    Of course there is a fail point. 2.2.5 Linux kernel and before. Is tricky as well. 2.2.5 is 1999. Basically anything from 1999 to current can be made work perfectly in most cases. The exceptions are highly rare for any Linux built program.

    .note.ABI-tag can be added to any dynamic binary.

    Prior to 1999 for a Linux binary options are limited to emulation and some nasty recompile stunts. Unless you are lucky and they just work. Yes there are some binaries for Linux 1.0 that still run perfectly without any tweaking at all. So 1991-1999 is pray that it runs for native Linux binaries.

    Yes 1991-1999 with windows binaries on Windows 7 is also pray that it runs. 64 bit Windows XP on will not run 16 bit NE binaries. Wine still does under 64 bit Linux. The zone of doom is the same point.

    http://elven.de/2007/11/03/the-ultimate-guide-to-tribes-2-on-linux Yes these instructions still work. Please note the list of 1-4 the game did when it was new. 5 yes that is the new due to more powerful cpus these days but fixable. Still works as badly as it ever did like most loki stuff was.

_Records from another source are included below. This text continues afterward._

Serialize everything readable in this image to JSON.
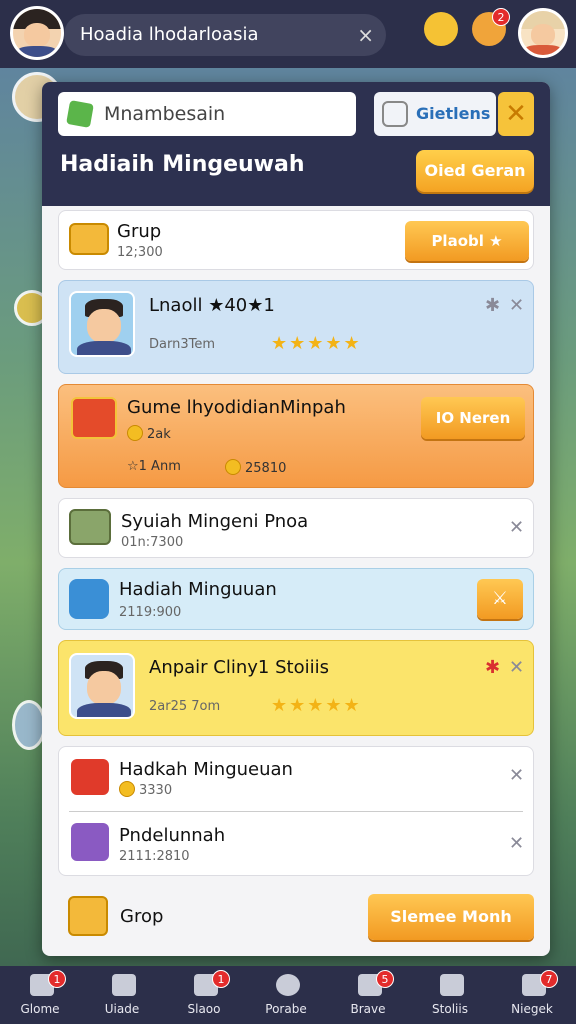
{
  "top_bar": {
    "search_text": "Hoadia lhodarloasia",
    "close": "×",
    "badge_count": "2"
  },
  "panel": {
    "search_label": "Mnambesain",
    "side_button": "Gietlens",
    "close_mark": "✕",
    "title": "Hadiaih Mingeuwah",
    "header_button": "Oied Geran"
  },
  "rows": [
    {
      "title": "Grup",
      "sub": "12;300",
      "button": "Plaobl ★"
    },
    {
      "title": "Lnaoll ★40★1",
      "sub": "Darn3Tem",
      "stars": "★★★★★"
    },
    {
      "title": "Gume lhyodidianMinpah",
      "sub": "2ak",
      "meta_a": "☆1 Anm",
      "meta_b": "25810",
      "button": "IO Neren"
    },
    {
      "title": "Syuiah Mingeni Pnoa",
      "sub": "01n:7300"
    },
    {
      "title": "Hadiah Minguuan",
      "sub": "2119:900"
    },
    {
      "title": "Anpair Cliny1 Stoiiis",
      "sub": "2ar25 7om",
      "stars": "★★★★★"
    },
    {
      "title": "Hadkah Mingueuan",
      "sub": "3330"
    },
    {
      "title": "Pndelunnah",
      "sub": "2111:2810"
    },
    {
      "title": "Grop",
      "button": "Slemee Monh"
    }
  ],
  "bottom_nav": [
    {
      "label": "Glome",
      "badge": "1"
    },
    {
      "label": "Uiade",
      "badge": ""
    },
    {
      "label": "Slaoo",
      "badge": "1"
    },
    {
      "label": "Porabe",
      "badge": ""
    },
    {
      "label": "Brave",
      "badge": "5"
    },
    {
      "label": "Stoliis",
      "badge": ""
    },
    {
      "label": "Niegek",
      "badge": "7"
    }
  ],
  "colors": {
    "accent_orange": "#f4a323",
    "header_navy": "#2d3150",
    "highlight_blue": "#cfe3f5",
    "highlight_yellow": "#fbe46b"
  }
}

    Over at wine we are needing a tester who wants to test tribes 2. http://appdb.winehq.org/objectManager.php?sClass=version&iId=15415&iTestingId=46567 We have a high suspect it works perfectly. But we have no one wanting to play and and provide reports.

    What you get off steam is the 2004 build of tribe not the 2001 one. Same with a lot of programs on steam. Why we know this is wine runs a lot of steam programs. Old versions and new version. Yes so the differences in libraries used and it shows. Most of that steam stuff is not the same binaries as they were they have been rebuilt My example is serous-ally a truly old version of tribes 2 ie 2001.

    Also I hope you did not pay for Tribes 2 off steam thinking the 2004 version of windows is free.

    Also Starsiege: Tribes from 2004 the last build we need testers as well. Correct versions of wine it works perfectly but we need testers to report what version it does work.

    Basically if you allow me to move the start point to 1999 on everything built from Linux after that still works as badly as it ever did other than firewall control software that does not work because the Linux kernel changed how the firewall works 3 times. Ok maybe a custom library directory with libraries it requesting that are not provided in current distrobutions but extractable from old distrobutions and work on current kernel without issue. Yes for the libraries that are abi compatible you can have the old programs use the current versions. Just like windows. Also just like windows over ride libraries that are not compatible.

    Wordperfect 9.0 for Linux from the year 2000 still works perfectly. Corel draw for Linux from year 2000 also still works perfectly. Pity versions did not keep on coming.

    Lot of old stuff does work perfectly either native on Linux or in Wine.

    There is a growing list of applications in platinum status on wine. Big issue is lack of testers so developers know when they have broken something.

  68. Dan Serban says:

    @Ivan, if that’s your last stand, your last remaining selling point in evangelizing those thechnologies, then … ROFL.

  69. Ivan says:

    “M$ has umpteen versions of its OS.”

    Yet, with any of these ‘umpteen versions’ (3 to be precise) I can wander to gog.com or store.steampowered.com and purchase a program that was last compiled in 1998, a full three years before the oldest supported version of Windows, Windows XP, and it will run reasonably well in the latest version of Windows, Windows 7.

    Can you name a single program compiled in the same time period that still runs reasonably well within a modern Linux system, Bob?

    Any program, from Office Software like WordPerfect or Corel Draw to games like Tribes 2.

    Name one that still installs and works reasonably well on a modern system.

Leave a Reply